When I need some creative inspiration, I often pull The Writer’s Desk off my shelf. It’s an old book, full of black- and-white photographs of famous writers at work. Toni Morrison sits on a couch with a spiral-bound notebook and pen. Kurt Vonnegut is barefoot and crouched over some sort of atlas. Nikki Giovanni sits before her typewriter and a wall of photographs of family and friends. Joan Didion’s desk is set up in her bedroom because she has to sleep in the same room with the book she’s writing.
Space is important to creatives. My desk – which must always face a window – holds some special objects that ground me: an old pincushion of my mother’s and a small, unopened bottle of Irish Whiskey labeled “Writers’ Tears.”
As I recruited articles for this Outlook issue on innovative and adaptive ministries, I considered how the church makes space for creatives and creative ideas. Often, those who feel called to non-traditional ministries outside of the parish are made to feel as if they don’t fit, that their ministries are not valid, and sometimes unfortunately referred to as “not real ministry.” Pushed to the parachurch margins, individuals whom God has called to serve as chaplains, camp and conference directors, religious educators, or faith-based entrepreneurs often feel isolated and ignored by the broader church.
But the church would be wise to pay attention to people doing ministry differently. If the institutional church is to survive the changing religious landscape of our new, post-Christendom era, we will need a church reimagined, a systemic overhaul that taps into an entrepreneurial, imaginative and creative spirit. In his book Adaptive Church: Collaboration and Community in a Changing World, Dustin D. Benac studies Christian communities in the Pacific Northwest — a region of the country researchers have named the “None Zone” because of its lack of religious identification. Unlike other parts of the country, where churches can still get by on old models, Christian communities in the Pacific Northwest are experimenting, collaborating and innovating within a secular landscape. Through Adaptive Church, Benac encourages an ecclesial imagination and offers examples of collaborative Christian partnerships, or “hubs,” that create new space and structures for “God’s ongoing creative and recreative work.”

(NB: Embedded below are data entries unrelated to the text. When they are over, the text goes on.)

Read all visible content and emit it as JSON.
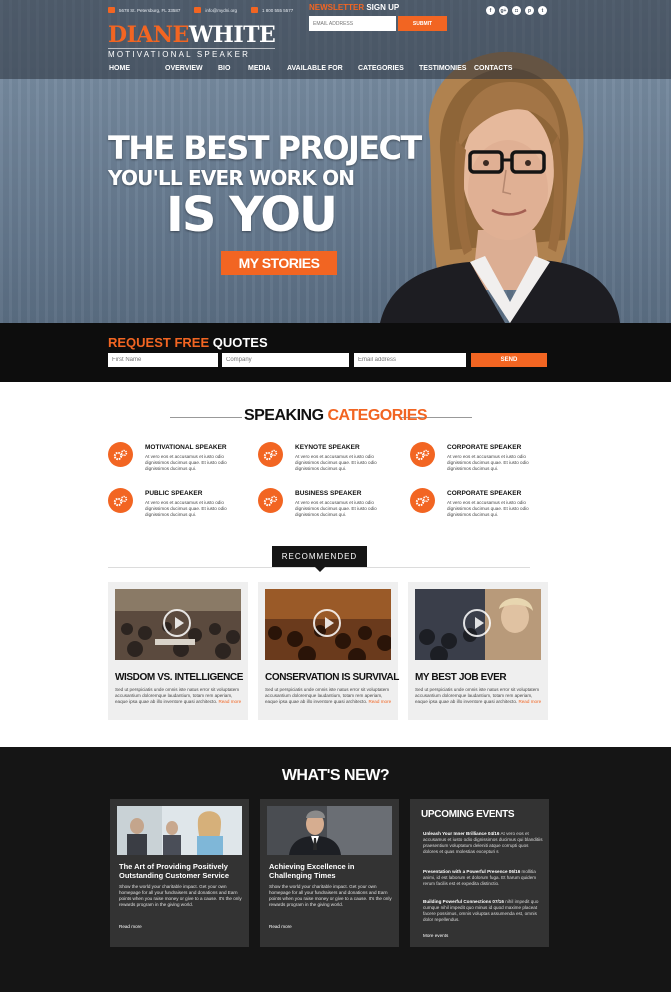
{
  "header": {
    "contact": [
      {
        "icon": "location-icon",
        "text": "5678 St. Petersburg, FL 33587"
      },
      {
        "icon": "email-icon",
        "text": "info@mydni.org"
      },
      {
        "icon": "phone-icon",
        "text": "1 800 555 5577"
      }
    ],
    "logo": {
      "first": "DIANE",
      "last": "WHITE",
      "tagline": "MOTIVATIONAL SPEAKER"
    },
    "newsletter": {
      "title_accent": "NEWSLETTER",
      "title_rest": " SIGN UP",
      "placeholder": "EMAIL ADDRESS",
      "button": "SUBMIT"
    },
    "social": [
      {
        "icon": "facebook-icon",
        "glyph": "f"
      },
      {
        "icon": "google-plus-icon",
        "glyph": "g+"
      },
      {
        "icon": "instagram-icon",
        "glyph": "◘"
      },
      {
        "icon": "pinterest-icon",
        "glyph": "p"
      },
      {
        "icon": "twitter-icon",
        "glyph": "t"
      }
    ],
    "nav": [
      "HOME",
      "OVERVIEW",
      "BIO",
      "MEDIA",
      "AVAILABLE FOR",
      "CATEGORIES",
      "TESTIMONIES",
      "CONTACTS"
    ]
  },
  "hero": {
    "line1": "THE BEST PROJECT",
    "line2": "YOU'LL EVER WORK ON",
    "line3": "IS YOU",
    "button": "MY STORIES"
  },
  "quote": {
    "title_accent": "REQUEST FREE",
    "title_rest": " QUOTES",
    "fields": [
      "First Name",
      "Company",
      "Email address"
    ],
    "button": "SEND"
  },
  "categories": {
    "title_dark": "SPEAKING ",
    "title_accent": "CATEGORIES",
    "items": [
      {
        "title": "MOTIVATIONAL SPEAKER",
        "text": "At vero eos et accusamus et iusto odio dignissimos ducimus quae. Et iusto odio dignissimos ducimus qui."
      },
      {
        "title": "KEYNOTE SPEAKER",
        "text": "At vero eos et accusamus et iusto odio dignissimos ducimus quae. Et iusto odio dignissimos ducimus qui."
      },
      {
        "title": "CORPORATE SPEAKER",
        "text": "At vero eos et accusamus et iusto odio dignissimos ducimus quae. Et iusto odio dignissimos ducimus qui."
      },
      {
        "title": "PUBLIC SPEAKER",
        "text": "At vero eos et accusamus et iusto odio dignissimos ducimus quae. Et iusto odio dignissimos ducimus qui."
      },
      {
        "title": "BUSINESS SPEAKER",
        "text": "At vero eos et accusamus et iusto odio dignissimos ducimus quae. Et iusto odio dignissimos ducimus qui."
      },
      {
        "title": "CORPORATE SPEAKER",
        "text": "At vero eos et accusamus et iusto odio dignissimos ducimus quae. Et iusto odio dignissimos ducimus qui."
      }
    ]
  },
  "recommended": {
    "tab": "RECOMMENDED",
    "cards": [
      {
        "title": "WISDOM VS. INTELLIGENCE",
        "text": "Sed ut perspiciatis unde omnis iste natus error sit voluptatem accusantium doloremque laudantium, totam rem aperiam, eaque ipsa quae ab illo inventore quasi architecto. ",
        "more": "Read more"
      },
      {
        "title": "CONSERVATION IS SURVIVAL",
        "text": "Sed ut perspiciatis unde omnis iste natus error sit voluptatem accusantium doloremque laudantium, totam rem aperiam, eaque ipsa quae ab illo inventore quasi architecto. ",
        "more": "Read more"
      },
      {
        "title": "MY BEST JOB EVER",
        "text": "Sed ut perspiciatis unde omnis iste natus error sit voluptatem accusantium doloremque laudantium, totam rem aperiam, eaque ipsa quae ab illo inventore quasi architecto. ",
        "more": "Read more"
      }
    ]
  },
  "whats_new": {
    "title": "WHAT'S NEW?",
    "posts": [
      {
        "title": "The Art of Providing Positively Outstanding Customer Service",
        "text": "Show the world your charitable impact. Get your own homepage for all your fundraisers and donations and Earn points when you raise money or give to a cause. It's the only rewards program in the giving world.",
        "more": "Read more"
      },
      {
        "title": "Achieving Excellence in Challenging Times",
        "text": "Show the world your charitable impact. Get your own homepage for all your fundraisers and donations and Earn points when you raise money or give to a cause. It's the only rewards program in the giving world.",
        "more": "Read more"
      }
    ],
    "events": {
      "title": "UPCOMING EVENTS",
      "items": [
        {
          "title": "Unleash Your Inner Brilliance 04/16",
          "text": " At vero eos et accusamus et iusto odio dignissimos ducimus qui blanditiis praesentium voluptatum deleniti atque corrupti quos dolores et quas molestias excepturi s"
        },
        {
          "title": "Presentation with a Powerful Presence 06/16",
          "text": " mollitia animi, id est laborum et dolorum fuga. Et harum quidem rerum facilis est et expedita distinctio."
        },
        {
          "title": "Building Powerful Connections 07/16",
          "text": " nihil impedit quo cumque nihil impedit quo minus id quod maxime placeat facere possimus, omnis voluptas assumenda est, omnis dolor repellendus."
        }
      ],
      "more": "More events"
    }
  },
  "colors": {
    "accent": "#f26522",
    "dark": "#151515",
    "card": "#efefef",
    "news_card": "#333333"
  }
}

This issue of the Outlook not only features Benac’s writing, but a host of innovators seeking new models of ministry. God’s creative and re-creative spirit is alive and at work through a youth ministry program prioritizing marginalized young people, a church building converted into affordable housing, Presbyterians organizing to give land back to its Indigenous community, and a church built within a video game.
In The Writer’s Desk, Toni Morrison described how she approached the creative process. She awakened while it was still dark to make a cup of coffee, then sat with her notebook to “watch the light come.” This was Morrison’s ritual, her preparation to enter a space that she called “nonsecular.” It’s a mysterious process, she confessed, but if she was present for the dawn’s transition from night to day, she felt herself becoming a conduit for the light.
By attending to the transitions of our world and our religious landscape, the church can continue to be a conduit for the light of Christ. But we must rise to the occasion, encourage the creatives among us, and attend to the new ways the light can shine through us.